When Adolf Hitler went to war in 1914, he was just twenty-five years old. It was a time he would later call the “most stupendous experience of my life.” That war ended with Hitler in a hospital bed, temporarily blinded by mustard gas. The world he eventually opened his newly healed eyes to was new and it was terrible: Germany had been defeated, the Kaiser had fled, and the army had been resolutely humbled. By peeling back the layers of Hitler’s childhood, his war record, and his early political career, Paul Ham seeks the man behind the myth. More broadly, Ham asks the question: Was Hitler’s rise to power an extreme example of a recurring type of demagogue—a politician who will do and say anything to seize power; who thrives on chaos; and who personifies, in his words and in his actions, the darkest prejudices of humankind?

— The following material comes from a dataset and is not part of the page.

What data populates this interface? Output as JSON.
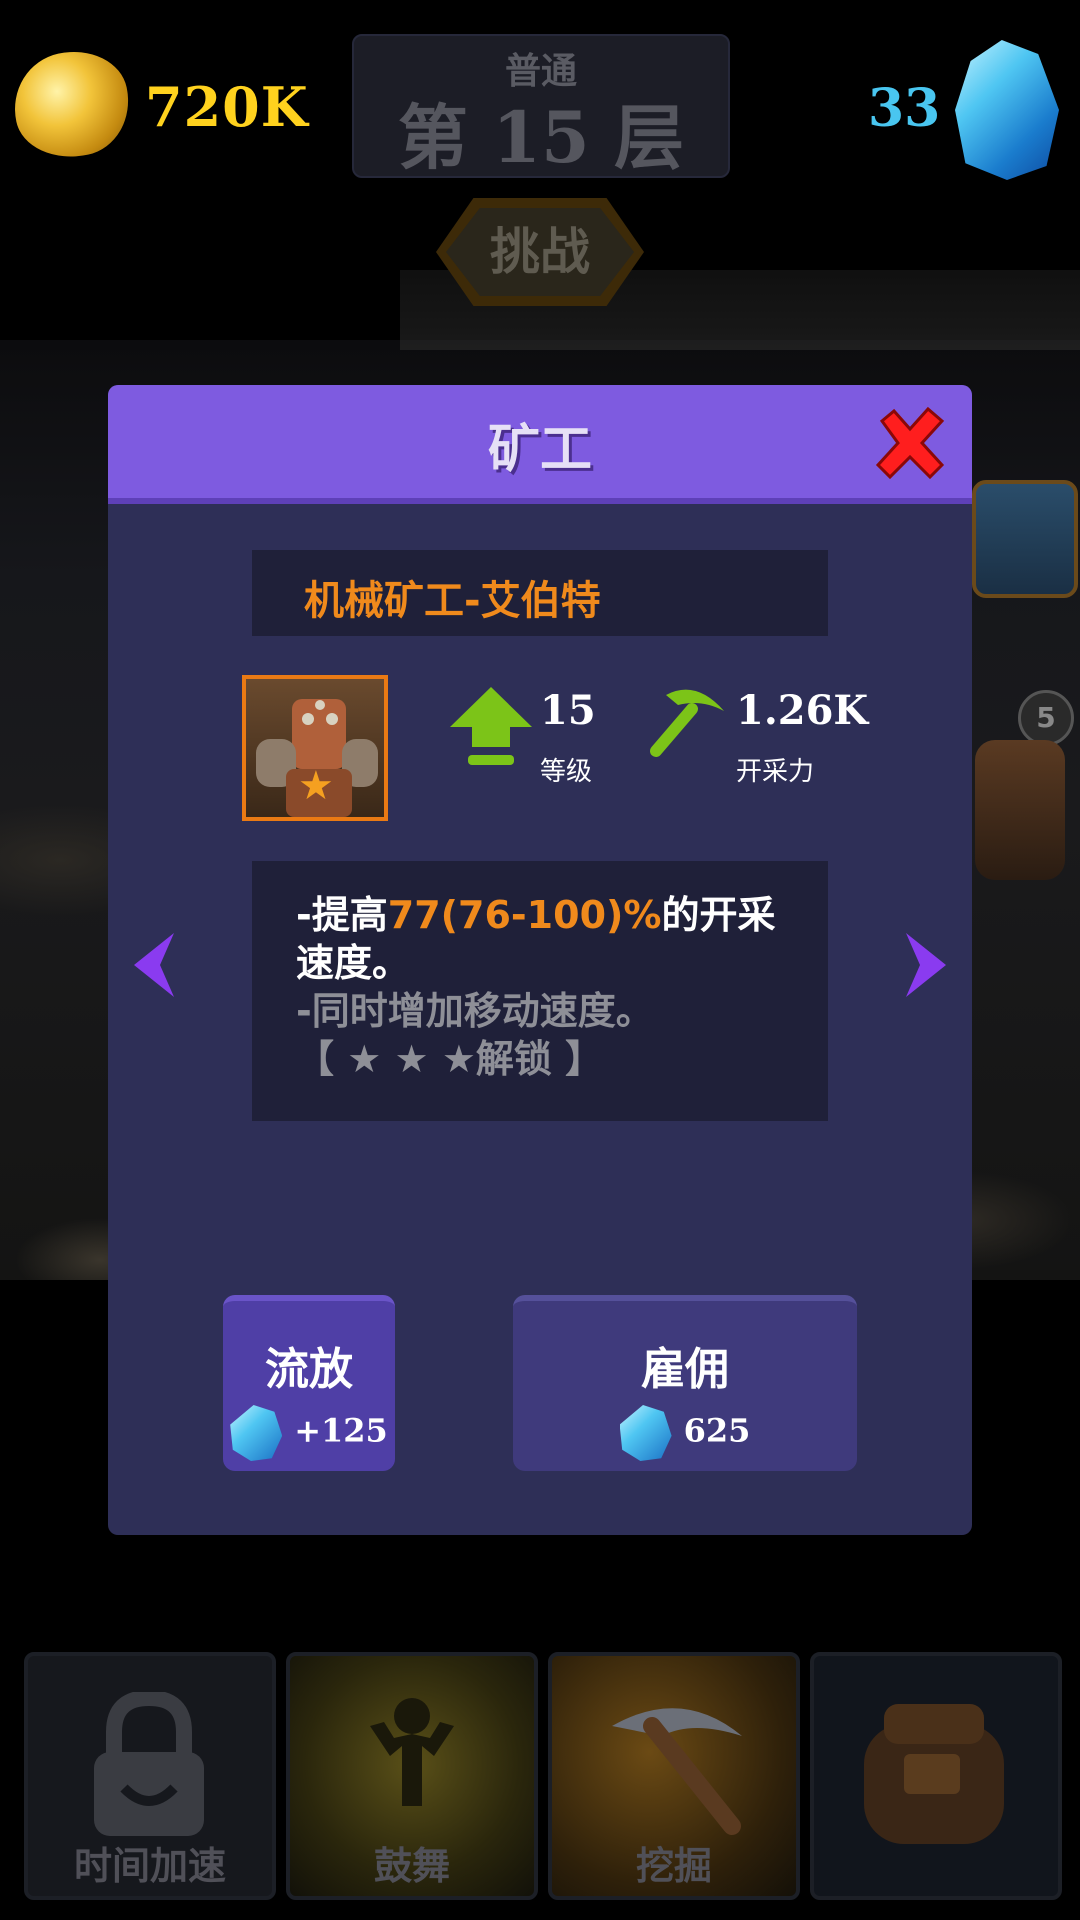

Paul Ham is the author of several histories, including Hiroshima Nagasaki; Sandakan; and 1914: The Year the World Ended. A former journalist and publisher, he has worked for the Financial Times Group and was the Australia correspondent for the Sunday Times of London for many years. He now lives in Paris.